Akhenaten moved Egypt’s capital from Thebes to a brand new site named Akhetaten, which translates to ‘the place where Aten becomes effective’. Akhenaten claimed that the location had been chosen because Aten manifested itself for the first time on the site. It also seems that the location was chosen because the cliffs that framed the city resembled the Axt symbol, meaning ‘horizon’. The city was built quickly.

However, it was not to last, since it was abandoned just three years into Akhenaten’s son Tutankhamun’s reign.

7. It is unclear whether his body has ever been discovered

It’s unclear precisely why or when Akhenaten died; however, it’s likely he died in the 17th year of his reign. It’s also unclear whether his body has ever been found, especially since the royal tomb intended for Akhenaten at Akhetaten did not contain a royal burial. Many scholars have suggested that a skeleton found in the Valley of the Kings could belong to the pharaoh.

Akhenaten and Nefertiti. Louvre Museum, Paris

Image Credit: Rama, CC BY-SA 3.0 FR , via Wikimedia Commons

8. He was succeeded by Tutankhamun

Tutankhamun was probably Akhenaten’s son. He succeeded his father from the age of around eight or nine in c. 1332 BC and ruled until 1323 BC. Most famous for his lavish tomb which was discovered in 1922, Tutankhamun undid much of his father’s work after his death, restoring traditional Egyptian religion, art, temples and shrines, the latter of which had been severely damaged.

9. Successive pharaohs named him ‘the enemy’ or ‘that criminal’

After Akhenaten’s death, the culture shift away from traditional religion was reversed. Monuments were dismantled, statues were destroyed and his name was even excluded from lists of rulers drawn up by later pharaohs. He was even referred to as ‘that criminal’ or ‘the enemy’ in later archival records.

10. He has been described as ‘history’s first individual’

It is clear that the major tenets of the Aten religion and changes in artistic style were personally initiated by Akhenaten himself, rather than a general policy of the time.

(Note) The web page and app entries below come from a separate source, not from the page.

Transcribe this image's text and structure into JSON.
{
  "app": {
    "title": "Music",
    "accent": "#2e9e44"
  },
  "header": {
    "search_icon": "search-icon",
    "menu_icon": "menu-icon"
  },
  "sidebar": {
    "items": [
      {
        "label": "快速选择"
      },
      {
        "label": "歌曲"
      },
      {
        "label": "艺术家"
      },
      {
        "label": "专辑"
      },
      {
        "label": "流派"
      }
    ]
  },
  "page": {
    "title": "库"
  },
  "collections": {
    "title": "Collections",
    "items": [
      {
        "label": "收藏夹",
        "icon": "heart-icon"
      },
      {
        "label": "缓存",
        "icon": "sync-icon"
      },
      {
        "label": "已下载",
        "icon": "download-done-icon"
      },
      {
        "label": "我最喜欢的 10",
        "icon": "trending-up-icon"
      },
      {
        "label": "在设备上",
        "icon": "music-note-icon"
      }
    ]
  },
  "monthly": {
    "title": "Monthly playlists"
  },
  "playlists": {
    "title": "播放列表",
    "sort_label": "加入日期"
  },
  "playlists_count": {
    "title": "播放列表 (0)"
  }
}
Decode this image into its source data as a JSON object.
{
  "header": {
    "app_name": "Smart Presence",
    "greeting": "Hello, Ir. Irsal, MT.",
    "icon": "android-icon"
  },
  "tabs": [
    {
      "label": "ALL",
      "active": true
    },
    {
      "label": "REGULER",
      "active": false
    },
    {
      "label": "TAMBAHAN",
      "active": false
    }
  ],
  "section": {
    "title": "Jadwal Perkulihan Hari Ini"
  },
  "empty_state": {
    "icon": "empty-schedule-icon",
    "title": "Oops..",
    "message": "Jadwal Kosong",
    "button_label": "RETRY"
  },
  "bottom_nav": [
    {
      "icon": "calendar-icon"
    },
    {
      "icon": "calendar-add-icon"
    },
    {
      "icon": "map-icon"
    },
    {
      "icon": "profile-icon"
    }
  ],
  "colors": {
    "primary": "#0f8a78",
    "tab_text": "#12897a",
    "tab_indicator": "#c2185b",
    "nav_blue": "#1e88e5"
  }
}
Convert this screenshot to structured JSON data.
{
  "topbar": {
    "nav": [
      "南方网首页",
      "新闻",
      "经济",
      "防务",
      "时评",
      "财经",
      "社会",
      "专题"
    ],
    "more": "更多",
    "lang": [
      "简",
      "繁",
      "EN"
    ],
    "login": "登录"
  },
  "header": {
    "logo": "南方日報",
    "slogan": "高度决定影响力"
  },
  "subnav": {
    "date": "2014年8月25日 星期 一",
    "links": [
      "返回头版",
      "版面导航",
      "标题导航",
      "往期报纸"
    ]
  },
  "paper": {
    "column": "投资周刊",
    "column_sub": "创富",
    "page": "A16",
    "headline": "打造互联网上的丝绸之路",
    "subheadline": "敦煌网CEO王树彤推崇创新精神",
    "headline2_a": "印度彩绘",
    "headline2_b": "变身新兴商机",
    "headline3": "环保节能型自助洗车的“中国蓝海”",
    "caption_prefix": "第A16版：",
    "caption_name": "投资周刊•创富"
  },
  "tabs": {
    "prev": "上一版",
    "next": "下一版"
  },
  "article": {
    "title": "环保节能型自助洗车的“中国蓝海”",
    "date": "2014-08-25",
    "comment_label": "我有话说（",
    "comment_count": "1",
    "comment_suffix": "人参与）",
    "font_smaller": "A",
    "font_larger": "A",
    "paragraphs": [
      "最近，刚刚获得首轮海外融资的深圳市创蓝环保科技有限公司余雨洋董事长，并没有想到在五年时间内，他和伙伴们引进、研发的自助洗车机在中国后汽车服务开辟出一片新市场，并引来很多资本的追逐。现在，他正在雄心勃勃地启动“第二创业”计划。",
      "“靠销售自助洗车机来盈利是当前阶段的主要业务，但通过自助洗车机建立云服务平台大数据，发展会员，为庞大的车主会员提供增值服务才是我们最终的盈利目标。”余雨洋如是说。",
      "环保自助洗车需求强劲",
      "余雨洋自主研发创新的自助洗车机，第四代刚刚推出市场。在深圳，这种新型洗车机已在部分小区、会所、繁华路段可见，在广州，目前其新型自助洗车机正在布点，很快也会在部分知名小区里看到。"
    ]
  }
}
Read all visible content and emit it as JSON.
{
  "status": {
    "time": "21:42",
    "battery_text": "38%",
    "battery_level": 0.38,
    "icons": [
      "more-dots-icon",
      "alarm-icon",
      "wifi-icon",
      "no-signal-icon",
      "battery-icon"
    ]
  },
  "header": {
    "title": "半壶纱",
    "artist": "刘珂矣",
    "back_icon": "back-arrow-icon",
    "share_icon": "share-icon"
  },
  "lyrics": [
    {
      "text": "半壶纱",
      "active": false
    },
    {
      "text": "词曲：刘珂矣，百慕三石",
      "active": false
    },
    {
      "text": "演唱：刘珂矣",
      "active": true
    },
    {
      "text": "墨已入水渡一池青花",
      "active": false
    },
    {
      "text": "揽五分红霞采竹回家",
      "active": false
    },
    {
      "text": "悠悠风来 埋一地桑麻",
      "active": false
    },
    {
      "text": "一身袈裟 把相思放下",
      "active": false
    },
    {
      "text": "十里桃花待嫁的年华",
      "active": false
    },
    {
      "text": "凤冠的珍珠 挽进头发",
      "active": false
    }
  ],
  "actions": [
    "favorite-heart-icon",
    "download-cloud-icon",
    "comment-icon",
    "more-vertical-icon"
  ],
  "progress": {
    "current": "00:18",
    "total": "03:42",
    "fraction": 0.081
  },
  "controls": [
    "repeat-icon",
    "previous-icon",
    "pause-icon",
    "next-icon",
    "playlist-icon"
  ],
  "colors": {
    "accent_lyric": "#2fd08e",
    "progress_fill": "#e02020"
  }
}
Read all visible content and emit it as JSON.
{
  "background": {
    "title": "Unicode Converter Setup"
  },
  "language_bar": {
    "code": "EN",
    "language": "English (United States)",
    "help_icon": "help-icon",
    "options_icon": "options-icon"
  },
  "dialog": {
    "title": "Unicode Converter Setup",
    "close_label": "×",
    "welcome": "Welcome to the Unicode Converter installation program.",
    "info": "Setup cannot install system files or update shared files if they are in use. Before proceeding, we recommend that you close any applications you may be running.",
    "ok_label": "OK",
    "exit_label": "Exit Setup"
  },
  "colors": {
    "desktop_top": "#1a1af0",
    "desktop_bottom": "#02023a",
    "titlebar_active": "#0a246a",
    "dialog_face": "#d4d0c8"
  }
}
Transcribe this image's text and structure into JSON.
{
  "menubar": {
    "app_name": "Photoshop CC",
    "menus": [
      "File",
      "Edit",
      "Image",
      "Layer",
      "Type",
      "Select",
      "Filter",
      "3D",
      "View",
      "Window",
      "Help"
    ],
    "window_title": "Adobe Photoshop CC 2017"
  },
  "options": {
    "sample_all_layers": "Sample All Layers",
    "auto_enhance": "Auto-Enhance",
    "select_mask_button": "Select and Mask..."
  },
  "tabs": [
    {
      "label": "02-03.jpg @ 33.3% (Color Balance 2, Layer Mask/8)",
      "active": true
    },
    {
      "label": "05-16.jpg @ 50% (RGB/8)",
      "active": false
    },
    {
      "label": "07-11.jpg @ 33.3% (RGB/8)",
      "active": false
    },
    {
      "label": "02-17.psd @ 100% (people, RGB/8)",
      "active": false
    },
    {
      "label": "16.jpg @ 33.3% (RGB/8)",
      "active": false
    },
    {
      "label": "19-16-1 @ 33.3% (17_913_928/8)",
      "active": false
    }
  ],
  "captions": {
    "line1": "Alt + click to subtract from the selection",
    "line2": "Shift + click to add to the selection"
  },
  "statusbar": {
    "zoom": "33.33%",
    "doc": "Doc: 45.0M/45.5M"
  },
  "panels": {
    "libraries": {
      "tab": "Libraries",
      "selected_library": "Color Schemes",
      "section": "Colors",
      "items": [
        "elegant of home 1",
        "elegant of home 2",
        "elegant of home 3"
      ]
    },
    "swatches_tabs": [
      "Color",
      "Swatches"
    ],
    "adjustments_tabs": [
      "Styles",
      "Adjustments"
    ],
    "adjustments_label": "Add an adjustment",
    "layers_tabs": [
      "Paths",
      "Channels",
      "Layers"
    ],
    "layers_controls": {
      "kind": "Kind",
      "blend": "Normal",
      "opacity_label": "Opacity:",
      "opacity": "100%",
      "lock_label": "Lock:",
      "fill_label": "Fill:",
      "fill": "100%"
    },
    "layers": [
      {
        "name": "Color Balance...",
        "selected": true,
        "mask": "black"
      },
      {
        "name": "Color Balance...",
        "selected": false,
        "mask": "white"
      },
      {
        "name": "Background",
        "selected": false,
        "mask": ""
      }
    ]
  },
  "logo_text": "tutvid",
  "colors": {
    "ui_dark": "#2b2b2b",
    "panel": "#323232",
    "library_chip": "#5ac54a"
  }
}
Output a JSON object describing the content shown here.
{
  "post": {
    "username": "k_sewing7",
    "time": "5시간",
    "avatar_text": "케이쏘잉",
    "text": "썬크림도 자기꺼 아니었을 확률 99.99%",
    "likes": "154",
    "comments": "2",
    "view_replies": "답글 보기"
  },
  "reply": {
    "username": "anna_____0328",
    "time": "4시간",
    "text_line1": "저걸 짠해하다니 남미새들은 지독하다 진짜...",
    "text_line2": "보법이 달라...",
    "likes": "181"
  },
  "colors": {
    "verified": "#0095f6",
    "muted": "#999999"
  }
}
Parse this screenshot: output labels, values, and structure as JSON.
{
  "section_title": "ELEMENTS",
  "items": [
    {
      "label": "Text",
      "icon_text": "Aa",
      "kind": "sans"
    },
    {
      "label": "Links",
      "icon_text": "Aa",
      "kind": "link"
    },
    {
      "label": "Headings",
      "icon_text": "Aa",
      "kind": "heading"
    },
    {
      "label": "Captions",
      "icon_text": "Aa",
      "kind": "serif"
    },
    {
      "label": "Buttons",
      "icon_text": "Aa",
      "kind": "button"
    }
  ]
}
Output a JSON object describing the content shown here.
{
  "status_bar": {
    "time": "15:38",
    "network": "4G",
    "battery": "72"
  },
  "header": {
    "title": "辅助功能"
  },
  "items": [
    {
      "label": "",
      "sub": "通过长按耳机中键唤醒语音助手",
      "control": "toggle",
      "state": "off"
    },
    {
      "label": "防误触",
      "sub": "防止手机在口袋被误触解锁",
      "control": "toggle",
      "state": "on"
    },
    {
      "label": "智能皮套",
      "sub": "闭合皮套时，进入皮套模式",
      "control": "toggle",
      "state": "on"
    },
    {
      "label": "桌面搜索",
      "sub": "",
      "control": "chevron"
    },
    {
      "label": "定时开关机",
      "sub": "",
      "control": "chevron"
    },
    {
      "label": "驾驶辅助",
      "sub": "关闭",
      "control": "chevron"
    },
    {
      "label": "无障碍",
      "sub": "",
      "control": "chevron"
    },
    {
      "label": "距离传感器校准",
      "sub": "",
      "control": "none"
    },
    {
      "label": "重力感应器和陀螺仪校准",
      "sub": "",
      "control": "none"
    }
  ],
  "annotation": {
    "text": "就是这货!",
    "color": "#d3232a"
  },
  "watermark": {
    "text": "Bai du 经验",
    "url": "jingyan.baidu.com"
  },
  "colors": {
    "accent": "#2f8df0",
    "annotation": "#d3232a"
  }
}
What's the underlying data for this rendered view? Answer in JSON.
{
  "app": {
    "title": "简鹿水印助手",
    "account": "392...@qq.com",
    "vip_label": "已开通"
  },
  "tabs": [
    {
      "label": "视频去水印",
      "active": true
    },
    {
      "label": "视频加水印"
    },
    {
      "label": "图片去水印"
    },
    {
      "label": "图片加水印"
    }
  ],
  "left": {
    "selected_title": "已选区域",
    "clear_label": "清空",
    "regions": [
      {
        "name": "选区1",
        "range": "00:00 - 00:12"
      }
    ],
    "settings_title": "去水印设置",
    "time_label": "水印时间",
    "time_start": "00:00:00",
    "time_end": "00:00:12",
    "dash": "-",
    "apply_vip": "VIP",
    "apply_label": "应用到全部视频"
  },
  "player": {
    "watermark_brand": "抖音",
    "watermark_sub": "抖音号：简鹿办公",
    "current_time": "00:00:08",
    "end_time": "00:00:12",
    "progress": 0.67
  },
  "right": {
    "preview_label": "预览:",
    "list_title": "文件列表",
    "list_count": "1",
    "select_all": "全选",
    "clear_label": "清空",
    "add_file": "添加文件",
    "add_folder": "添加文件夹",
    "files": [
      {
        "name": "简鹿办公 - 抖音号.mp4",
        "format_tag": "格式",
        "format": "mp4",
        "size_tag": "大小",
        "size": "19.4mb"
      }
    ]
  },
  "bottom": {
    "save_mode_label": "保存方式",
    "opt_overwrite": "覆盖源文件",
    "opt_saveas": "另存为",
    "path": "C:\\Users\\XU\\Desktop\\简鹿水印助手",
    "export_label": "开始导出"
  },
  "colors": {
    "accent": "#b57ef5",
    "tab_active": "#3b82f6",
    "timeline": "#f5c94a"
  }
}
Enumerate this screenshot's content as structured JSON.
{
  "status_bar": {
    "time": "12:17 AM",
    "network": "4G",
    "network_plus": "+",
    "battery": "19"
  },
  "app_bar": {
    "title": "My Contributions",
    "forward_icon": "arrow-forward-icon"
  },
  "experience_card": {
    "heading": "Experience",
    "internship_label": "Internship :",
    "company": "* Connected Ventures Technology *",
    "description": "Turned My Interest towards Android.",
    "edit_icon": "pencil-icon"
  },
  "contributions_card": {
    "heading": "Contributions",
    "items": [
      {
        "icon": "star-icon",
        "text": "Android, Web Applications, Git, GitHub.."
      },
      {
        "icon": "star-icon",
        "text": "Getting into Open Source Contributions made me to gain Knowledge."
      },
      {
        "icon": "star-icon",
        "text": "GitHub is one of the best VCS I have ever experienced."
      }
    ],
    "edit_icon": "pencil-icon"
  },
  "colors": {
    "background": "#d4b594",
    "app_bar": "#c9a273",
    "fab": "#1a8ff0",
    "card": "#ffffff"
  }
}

Though the Aten cult quickly disappeared, many of Akhenaten’s stylistic inventions and large scale compositions were later incorporated into future works, and as a result, he has been dubbed ‘history’s first individual’.

Lucy Davidson